> [Requirement]: Word for word, repeat the data; no picture should appear in the result.

#### Provided material

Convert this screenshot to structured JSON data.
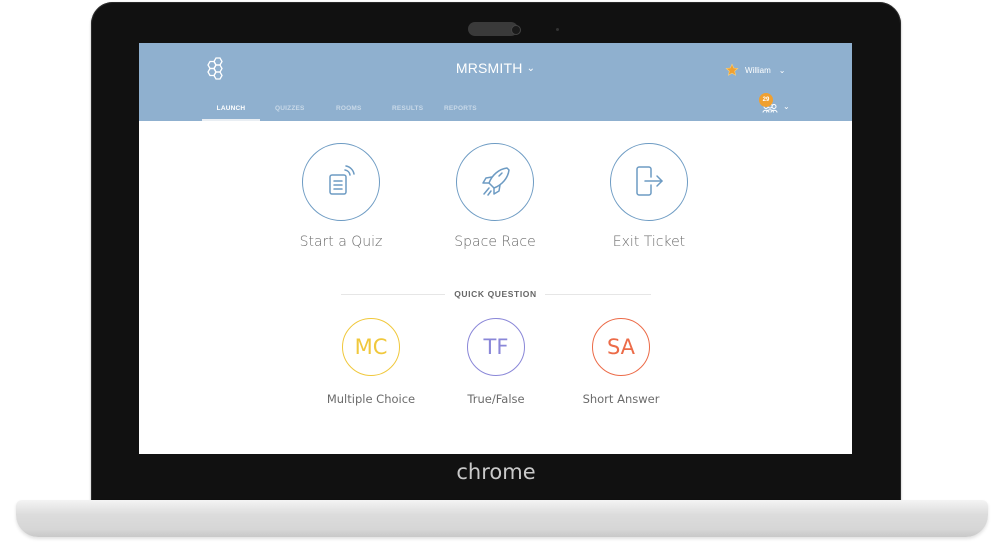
{
  "device": {
    "brand_label": "chrome"
  },
  "header": {
    "logo_icon": "hexagon-cluster-icon",
    "room_title": "MRSMITH",
    "room_chevron": "⌄",
    "tabs": [
      {
        "label": "LAUNCH",
        "active": true
      },
      {
        "label": "QUIZZES",
        "active": false
      },
      {
        "label": "ROOMS",
        "active": false
      },
      {
        "label": "RESULTS",
        "active": false
      },
      {
        "label": "REPORTS",
        "active": false
      }
    ],
    "user": {
      "icon": "star-icon",
      "name": "William",
      "chevron": "⌄"
    },
    "students": {
      "icon": "students-icon",
      "count": "29",
      "chevron": "⌄"
    }
  },
  "launch": {
    "items": [
      {
        "label": "Start a Quiz",
        "icon": "quiz-device-icon"
      },
      {
        "label": "Space Race",
        "icon": "rocket-icon"
      },
      {
        "label": "Exit Ticket",
        "icon": "exit-door-icon"
      }
    ],
    "accent_color": "#6d9bc3"
  },
  "quick_question": {
    "title": "QUICK QUESTION",
    "items": [
      {
        "abbr": "MC",
        "label": "Multiple Choice",
        "color": "#f0c83c"
      },
      {
        "abbr": "TF",
        "label": "True/False",
        "color": "#8a87d8"
      },
      {
        "abbr": "SA",
        "label": "Short Answer",
        "color": "#ec6b48"
      }
    ]
  },
  "colors": {
    "header_bg": "#8fb0cf",
    "badge": "#f0a030",
    "star": "#f0a030"
  }
}
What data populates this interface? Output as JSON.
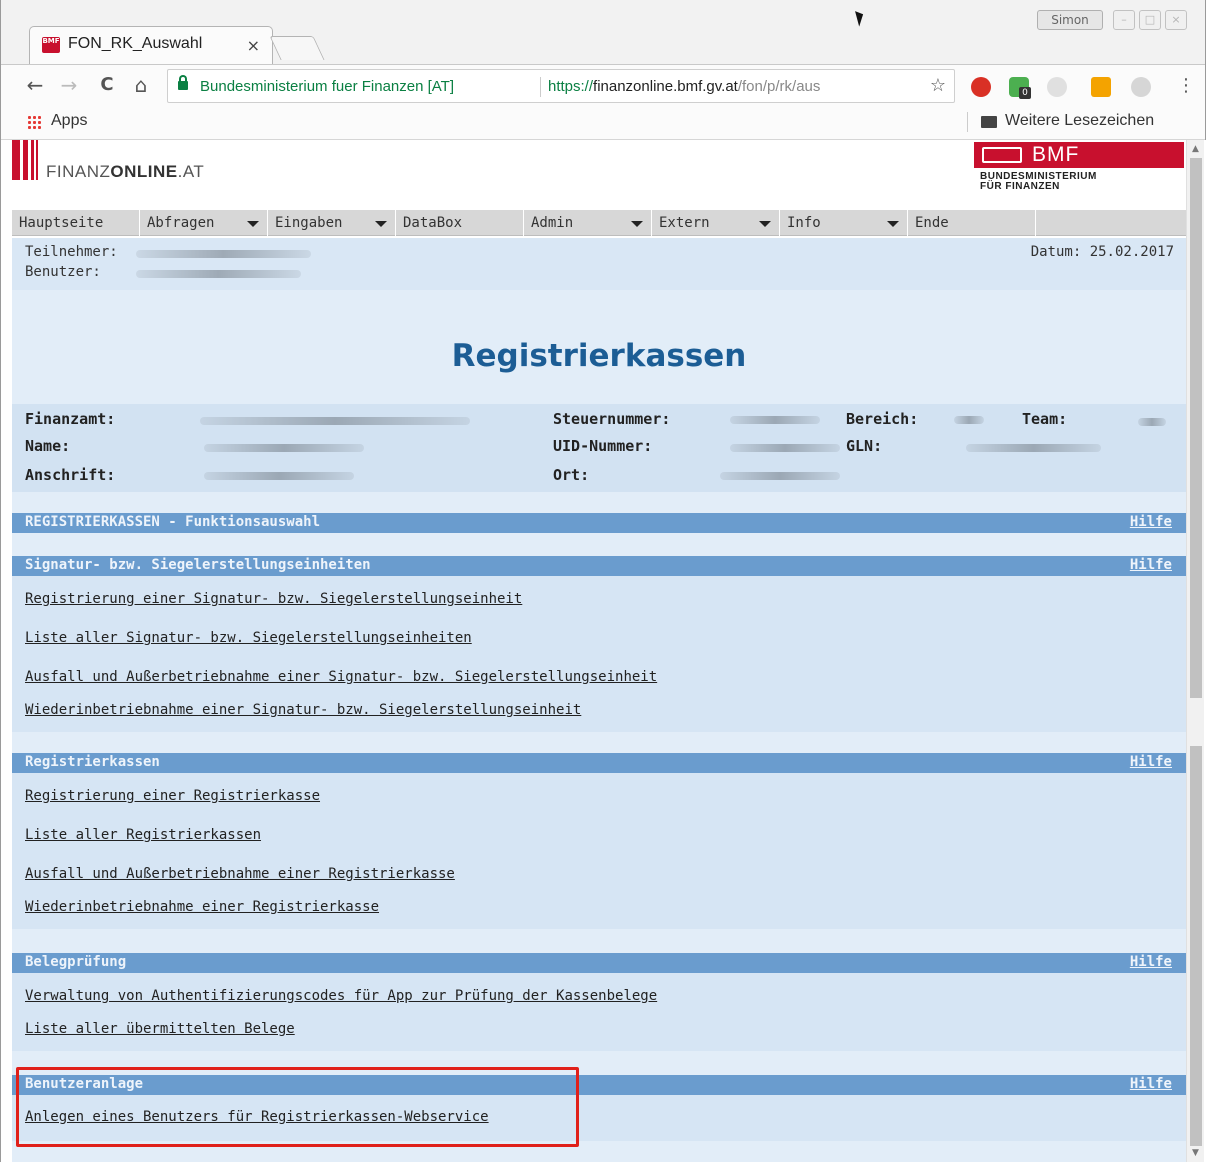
{
  "browser": {
    "tab_title": "FON_RK_Auswahl",
    "tab_close": "×",
    "favicon_text": "BMF",
    "user_chip": "Simon",
    "site_name": "Bundesministerium fuer Finanzen [AT]",
    "url_scheme": "https://",
    "url_host": "finanzonline.bmf.gv.at",
    "url_path": "/fon/p/rk/aus",
    "bookmarks": {
      "apps": "Apps",
      "other": "Weitere Lesezeichen"
    },
    "nav": {
      "back": "←",
      "forward": "→",
      "reload": "C",
      "home": "⌂",
      "star": "☆",
      "menu": "⋮"
    },
    "window_buttons": [
      "–",
      "□",
      "×"
    ],
    "extension_badge": "0"
  },
  "header": {
    "logo_prefix": "FINANZ",
    "logo_bold": "ONLINE",
    "logo_suffix": ".AT",
    "bmf": "BMF",
    "bmf_sub_1": "BUNDESMINISTERIUM",
    "bmf_sub_2": "FÜR FINANZEN"
  },
  "menu": [
    {
      "label": "Hauptseite",
      "dropdown": false
    },
    {
      "label": "Abfragen",
      "dropdown": true
    },
    {
      "label": "Eingaben",
      "dropdown": true
    },
    {
      "label": "DataBox",
      "dropdown": false
    },
    {
      "label": "Admin",
      "dropdown": true
    },
    {
      "label": "Extern",
      "dropdown": true
    },
    {
      "label": "Info",
      "dropdown": true
    },
    {
      "label": "Ende",
      "dropdown": false
    }
  ],
  "user": {
    "teilnehmer_label": "Teilnehmer:",
    "benutzer_label": "Benutzer:",
    "datum": "Datum: 25.02.2017"
  },
  "title": "Registrierkassen",
  "info": {
    "finanzamt": "Finanzamt:",
    "name": "Name:",
    "anschrift": "Anschrift:",
    "steuernummer": "Steuernummer:",
    "uid": "UID-Nummer:",
    "ort": "Ort:",
    "bereich": "Bereich:",
    "gln": "GLN:",
    "team": "Team:"
  },
  "sections": {
    "funktion": {
      "title": "REGISTRIERKASSEN - Funktionsauswahl",
      "help": "Hilfe"
    },
    "signatur": {
      "title": "Signatur- bzw. Siegelerstellungseinheiten",
      "help": "Hilfe",
      "links": [
        "Registrierung einer Signatur- bzw. Siegelerstellungseinheit",
        "Liste aller Signatur- bzw. Siegelerstellungseinheiten",
        "Ausfall und Außerbetriebnahme einer Signatur- bzw. Siegelerstellungseinheit",
        "Wiederinbetriebnahme einer Signatur- bzw. Siegelerstellungseinheit"
      ]
    },
    "kassen": {
      "title": "Registrierkassen",
      "help": "Hilfe",
      "links": [
        "Registrierung einer Registrierkasse",
        "Liste aller Registrierkassen",
        "Ausfall und Außerbetriebnahme einer Registrierkasse",
        "Wiederinbetriebnahme einer Registrierkasse"
      ]
    },
    "beleg": {
      "title": "Belegprüfung",
      "help": "Hilfe",
      "links": [
        "Verwaltung von Authentifizierungscodes für App zur Prüfung der Kassenbelege",
        "Liste aller übermittelten Belege"
      ]
    },
    "benutzer": {
      "title": "Benutzeranlage",
      "help": "Hilfe",
      "links": [
        "Anlegen eines Benutzers für Registrierkassen-Webservice"
      ]
    }
  },
  "colors": {
    "brand_red": "#c8102e",
    "section_header": "#6a9cce",
    "title_blue": "#1c5d95",
    "highlight": "#e0201a"
  }
}
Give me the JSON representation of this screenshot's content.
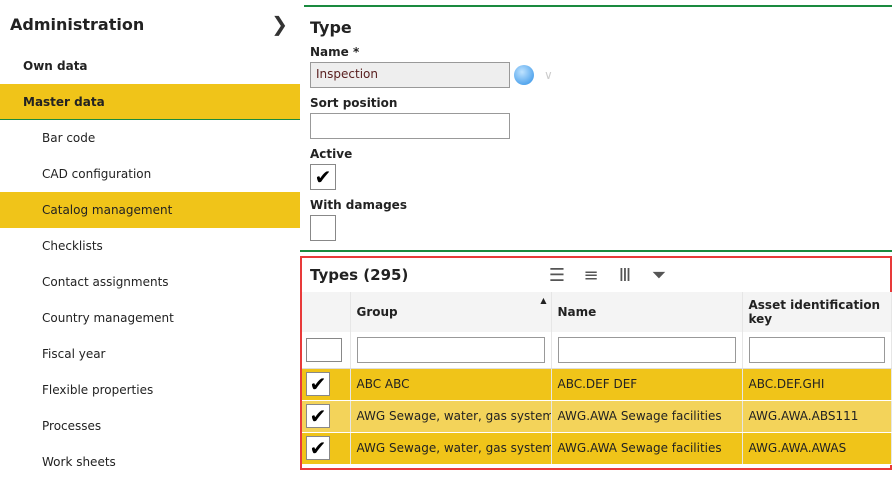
{
  "sidebar": {
    "title": "Administration",
    "level1": [
      {
        "label": "Own data"
      },
      {
        "label": "Master data"
      }
    ],
    "items": [
      {
        "label": "Bar code"
      },
      {
        "label": "CAD configuration"
      },
      {
        "label": "Catalog management"
      },
      {
        "label": "Checklists"
      },
      {
        "label": "Contact assignments"
      },
      {
        "label": "Country management"
      },
      {
        "label": "Fiscal year"
      },
      {
        "label": "Flexible properties"
      },
      {
        "label": "Processes"
      },
      {
        "label": "Work sheets"
      }
    ]
  },
  "form": {
    "title": "Type",
    "name_label": "Name *",
    "name_value": "Inspection",
    "sort_label": "Sort position",
    "sort_value": "",
    "active_label": "Active",
    "active": true,
    "damages_label": "With damages",
    "damages": false
  },
  "grid": {
    "title": "Types (295)",
    "columns": [
      "Group",
      "Name",
      "Asset identification key"
    ],
    "rows": [
      {
        "checked": true,
        "group": "ABC ABC",
        "name": "ABC.DEF DEF",
        "key": "ABC.DEF.GHI"
      },
      {
        "checked": true,
        "group": "AWG Sewage, water, gas systems",
        "name": "AWG.AWA Sewage facilities",
        "key": "AWG.AWA.ABS111"
      },
      {
        "checked": true,
        "group": "AWG Sewage, water, gas systems",
        "name": "AWG.AWA Sewage facilities",
        "key": "AWG.AWA.AWAS"
      }
    ]
  },
  "colors": {
    "highlight": "#f0c419",
    "accent_line": "#1a8a3f",
    "grid_border": "#e83a3a"
  }
}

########

> [Problem solution]:
Convert this screenshot to structured JSON data.
{
  "device": {
    "brand_label": "chrome"
  },
  "header": {
    "logo_icon": "hexagon-cluster-icon",
    "room_title": "MRSMITH",
    "room_chevron": "⌄",
    "tabs": [
      {
        "label": "LAUNCH",
        "active": true
      },
      {
        "label": "QUIZZES",
        "active": false
      },
      {
        "label": "ROOMS",
        "active": false
      },
      {
        "label": "RESULTS",
        "active": false
      },
      {
        "label": "REPORTS",
        "active": false
      }
    ],
    "user": {
      "icon": "star-icon",
      "name": "William",
      "chevron": "⌄"
    },
    "students": {
      "icon": "students-icon",
      "count": "29",
      "chevron": "⌄"
    }
  },
  "launch": {
    "items": [
      {
        "label": "Start a Quiz",
        "icon": "quiz-device-icon"
      },
      {
        "label": "Space Race",
        "icon": "rocket-icon"
      },
      {
        "label": "Exit Ticket",
        "icon": "exit-door-icon"
      }
    ],
    "accent_color": "#6d9bc3"
  },
  "quick_question": {
    "title": "QUICK QUESTION",
    "items": [
      {
        "abbr": "MC",
        "label": "Multiple Choice",
        "color": "#f0c83c"
      },
      {
        "abbr": "TF",
        "label": "True/False",
        "color": "#8a87d8"
      },
      {
        "abbr": "SA",
        "label": "Short Answer",
        "color": "#ec6b48"
      }
    ]
  },
  "colors": {
    "header_bg": "#8fb0cf",
    "badge": "#f0a030",
    "star": "#f0a030"
  }
}
What data populates this interface? Output as JSON.
{
  "browser": {
    "tab_title": "FON_RK_Auswahl",
    "tab_close": "×",
    "favicon_text": "BMF",
    "user_chip": "Simon",
    "site_name": "Bundesministerium fuer Finanzen [AT]",
    "url_scheme": "https://",
    "url_host": "finanzonline.bmf.gv.at",
    "url_path": "/fon/p/rk/aus",
    "bookmarks": {
      "apps": "Apps",
      "other": "Weitere Lesezeichen"
    },
    "nav": {
      "back": "←",
      "forward": "→",
      "reload": "C",
      "home": "⌂",
      "star": "☆",
      "menu": "⋮"
    },
    "window_buttons": [
      "–",
      "□",
      "×"
    ],
    "extension_badge": "0"
  },
  "header": {
    "logo_prefix": "FINANZ",
    "logo_bold": "ONLINE",
    "logo_suffix": ".AT",
    "bmf": "BMF",
    "bmf_sub_1": "BUNDESMINISTERIUM",
    "bmf_sub_2": "FÜR FINANZEN"
  },
  "menu": [
    {
      "label": "Hauptseite",
      "dropdown": false
    },
    {
      "label": "Abfragen",
      "dropdown": true
    },
    {
      "label": "Eingaben",
      "dropdown": true
    },
    {
      "label": "DataBox",
      "dropdown": false
    },
    {
      "label": "Admin",
      "dropdown": true
    },
    {
      "label": "Extern",
      "dropdown": true
    },
    {
      "label": "Info",
      "dropdown": true
    },
    {
      "label": "Ende",
      "dropdown": false
    }
  ],
  "user": {
    "teilnehmer_label": "Teilnehmer:",
    "benutzer_label": "Benutzer:",
    "datum": "Datum: 25.02.2017"
  },
  "title": "Registrierkassen",
  "info": {
    "finanzamt": "Finanzamt:",
    "name": "Name:",
    "anschrift": "Anschrift:",
    "steuernummer": "Steuernummer:",
    "uid": "UID-Nummer:",
    "ort": "Ort:",
    "bereich": "Bereich:",
    "gln": "GLN:",
    "team": "Team:"
  },
  "sections": {
    "funktion": {
      "title": "REGISTRIERKASSEN - Funktionsauswahl",
      "help": "Hilfe"
    },
    "signatur": {
      "title": "Signatur- bzw. Siegelerstellungseinheiten",
      "help": "Hilfe",
      "links": [
        "Registrierung einer Signatur- bzw. Siegelerstellungseinheit",
        "Liste aller Signatur- bzw. Siegelerstellungseinheiten",
        "Ausfall und Außerbetriebnahme einer Signatur- bzw. Siegelerstellungseinheit",
        "Wiederinbetriebnahme einer Signatur- bzw. Siegelerstellungseinheit"
      ]
    },
    "kassen": {
      "title": "Registrierkassen",
      "help": "Hilfe",
      "links": [
        "Registrierung einer Registrierkasse",
        "Liste aller Registrierkassen",
        "Ausfall und Außerbetriebnahme einer Registrierkasse",
        "Wiederinbetriebnahme einer Registrierkasse"
      ]
    },
    "beleg": {
      "title": "Belegprüfung",
      "help": "Hilfe",
      "links": [
        "Verwaltung von Authentifizierungscodes für App zur Prüfung der Kassenbelege",
        "Liste aller übermittelten Belege"
      ]
    },
    "benutzer": {
      "title": "Benutzeranlage",
      "help": "Hilfe",
      "links": [
        "Anlegen eines Benutzers für Registrierkassen-Webservice"
      ]
    }
  },
  "colors": {
    "brand_red": "#c8102e",
    "section_header": "#6a9cce",
    "title_blue": "#1c5d95",
    "highlight": "#e0201a"
  }
}
Give me the JSON representation of this screenshot's content.
{
  "sidebar": {
    "title": "Administration",
    "level1": [
      {
        "label": "Own data"
      },
      {
        "label": "Master data"
      }
    ],
    "items": [
      {
        "label": "Bar code"
      },
      {
        "label": "CAD configuration"
      },
      {
        "label": "Catalog management"
      },
      {
        "label": "Checklists"
      },
      {
        "label": "Contact assignments"
      },
      {
        "label": "Country management"
      },
      {
        "label": "Fiscal year"
      },
      {
        "label": "Flexible properties"
      },
      {
        "label": "Processes"
      },
      {
        "label": "Work sheets"
      }
    ]
  },
  "form": {
    "title": "Type",
    "name_label": "Name *",
    "name_value": "Inspection",
    "sort_label": "Sort position",
    "sort_value": "",
    "active_label": "Active",
    "active": true,
    "damages_label": "With damages",
    "damages": false
  },
  "grid": {
    "title": "Types (295)",
    "columns": [
      "Group",
      "Name",
      "Asset identification key"
    ],
    "rows": [
      {
        "checked": true,
        "group": "ABC ABC",
        "name": "ABC.DEF DEF",
        "key": "ABC.DEF.GHI"
      },
      {
        "checked": true,
        "group": "AWG Sewage, water, gas systems",
        "name": "AWG.AWA Sewage facilities",
        "key": "AWG.AWA.ABS111"
      },
      {
        "checked": true,
        "group": "AWG Sewage, water, gas systems",
        "name": "AWG.AWA Sewage facilities",
        "key": "AWG.AWA.AWAS"
      }
    ]
  },
  "colors": {
    "highlight": "#f0c419",
    "accent_line": "#1a8a3f",
    "grid_border": "#e83a3a"
  }
}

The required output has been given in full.